Saying he is upset it has to be mandated, U.S. Sen. Bob Casey on Tuesday proposed legislation requiring that the nation's Veterans Affairs' facilities report every Legionnaires' case and whether Legionella has been found in their water systems within 24 hours of detection.
"To be blunt about this, we shouldn't have to legislate this," Mr. Casey, D-Pa., said during a news conference in the Allegheny County Courthouse. "This should be standard practice at the VA -- but it isn't."
The goal, he said, is that the various health agencies, and the central VA office itself, will have the information in real time to stem any outbreak.
Sen. Casey talks about Legionnaires' disease legislation

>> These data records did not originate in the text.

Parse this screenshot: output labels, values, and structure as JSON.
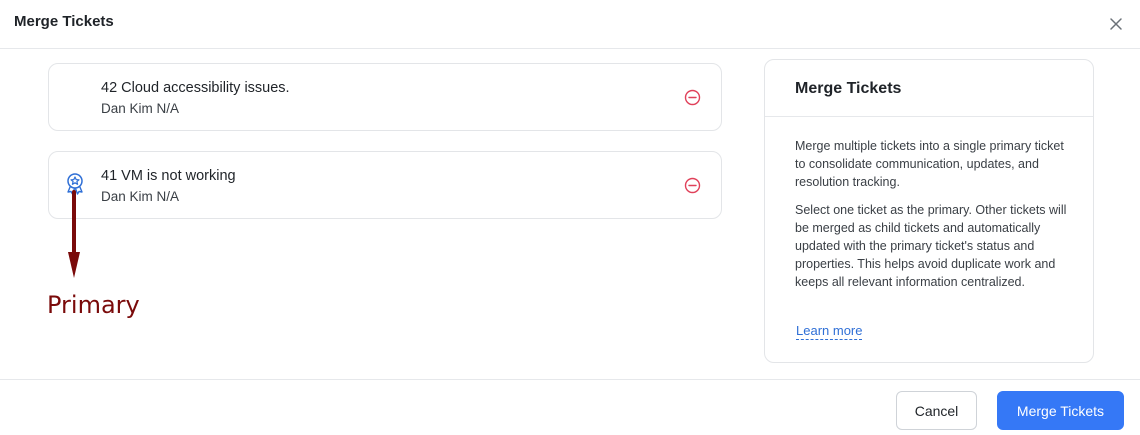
{
  "modal": {
    "title": "Merge Tickets",
    "close_icon": "close-icon"
  },
  "tickets": [
    {
      "title": "42 Cloud accessibility issues.",
      "subtitle": "Dan Kim N/A",
      "primary": false,
      "remove_icon": "minus-circle-icon"
    },
    {
      "title": "41 VM is not working",
      "subtitle": "Dan Kim N/A",
      "primary": true,
      "primary_icon": "award-badge-icon",
      "remove_icon": "minus-circle-icon"
    }
  ],
  "annotation": {
    "label": "Primary",
    "color": "#7a0a0a"
  },
  "info_panel": {
    "title": "Merge Tickets",
    "paragraph_1": "Merge multiple tickets into a single primary ticket to consolidate communication, updates, and resolution tracking.",
    "paragraph_2": "Select one ticket as the primary. Other tickets will be merged as child tickets and automatically updated with the primary ticket's status and properties. This helps avoid duplicate work and keeps all relevant information centralized.",
    "link": "Learn more"
  },
  "footer": {
    "cancel_label": "Cancel",
    "merge_label": "Merge Tickets"
  },
  "colors": {
    "accent": "#3578f6",
    "remove": "#e0415a",
    "link": "#2f6fd6"
  }
}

Sen. Bob Casey today proposed legislation that would require all VA hospitals to report both the detection of Legionella in water systems and cases of Legionnaires' in patients within 24 hours of detection. (Video by Nate Guidry; 3/26/2013)
No one should have to experience "the horror at least five families have lived through" at the Pittsburgh VA, he said.
The legislation is a result of one of the shortcomings that played a role in allowing a Legionnaires' outbreak at the Pittsburgh VA to sicken 21 patients, killing five veterans in 2011 and 2012 before it was brought under control last November.
The Pittsburgh Post-Gazette reported on March 10 that the Pittsburgh VA did not report, or properly report, six of 21 cases, as it had pledged to do voluntarily years ago. Also, with the state and federal branches of the National Electronic Disease Surveillance System, there was not a central place analyzing the data so outbreaks could be detected. These all played a role in the outbreak.
Mr. Casey was previously angered to learn that before this past fall, the Pittsburgh VA leadership never notified all of its doctors and other employees that it had been battling persistent levels of Legionella in its water since early 2011 and experiencing more and more Legionnaires' cases that may have been contracted in the VA.
To address that, a provision in the legislation requires that a VA facility report any probable or confirmed Legionnaires' cases -- and what facility they occurred in -- and any Legionella detection to county and state health agencies, the federal Centers for Disease Control and Prevention and the central VA office in Washington, D.C. But it also requires the VA facilities to notify the facility's doctors and employees within 24 hours.
After the case is reported, the legislation would require the VA facility to create a plan to "manage and control the impacted water system."
The plan would be sent to all of the same agencies and employees, as well as to hospital patients.
VA facility officials also would have to tell those agencies and people where the positive sample was found, what the impact is on patients and what it is doing to assess the water system.
The facility also would have to detail how it found and confirmed the Legionella sample, including showing copies of maintenance logs and staffing in maintenance and infectious disease departments.
"This is, I think, the bare minimum that should be done in the face of the deaths of five veterans who served this country," Mr. Casey said.
He said he would formally introduce his legislation after the VA's inspector general's office completes its investigation of the Pittsburgh VA outbreak sometime in April. The VA's investigation, which should include recommendations for preventing such occurrences in the future, could change what he proposes, he said.
Pittsburgh VA spokesman David Cowgill said Tuesday in an email that the "VA does not provide official views on legislation outside of formal requests, such as congressional hearings."
But, he added, "VA is engaged with members of Congress and other stakeholders on this issue and we look forward to continuing to work together on this important issue."
Jeffrey Levi, executive director of the Trust for America's Health, a Washington D.C.-based nonprofit that seeks to make disease prevention a national priority, said he was glad to hear Mr. Casey propose changes in the wake of the Pittsburgh VA outbreak because "it will call attention to the larger problem."
"But what really needs to happen is we need to systematically change how we do surveillance across the health system, including the VA," he said. "This is not a disease specific problem, it's a systemic problem."
Maureen Ciarolla, daughter of John Ciarolla, 83, who was the first veteran to die during the outbreak on July 18, 2011, agreed.
"I think it should be all in -- and not just Legionnaires' but all infectious diseases and outbreaks," she said.
Judy Nicklas, the daughter-in-law of William Nicklas, 87, of Hampton, the last veteran to die during the outbreak on Nov. 23, 2012, was glad to hear about Mr. Casey's legislation, too. But she wants the public to be part of the groups notified within 24 hours after detection of a case or Legionella.
"Anyone walking into that hospital should know," she said. "And you should have the option of going or not going to that hospital.
"I just think it's sad that it took five people to die for it to get this attention."mobilehome - state - health
Sean D. Hamill: email@example.com or 412-263-2579.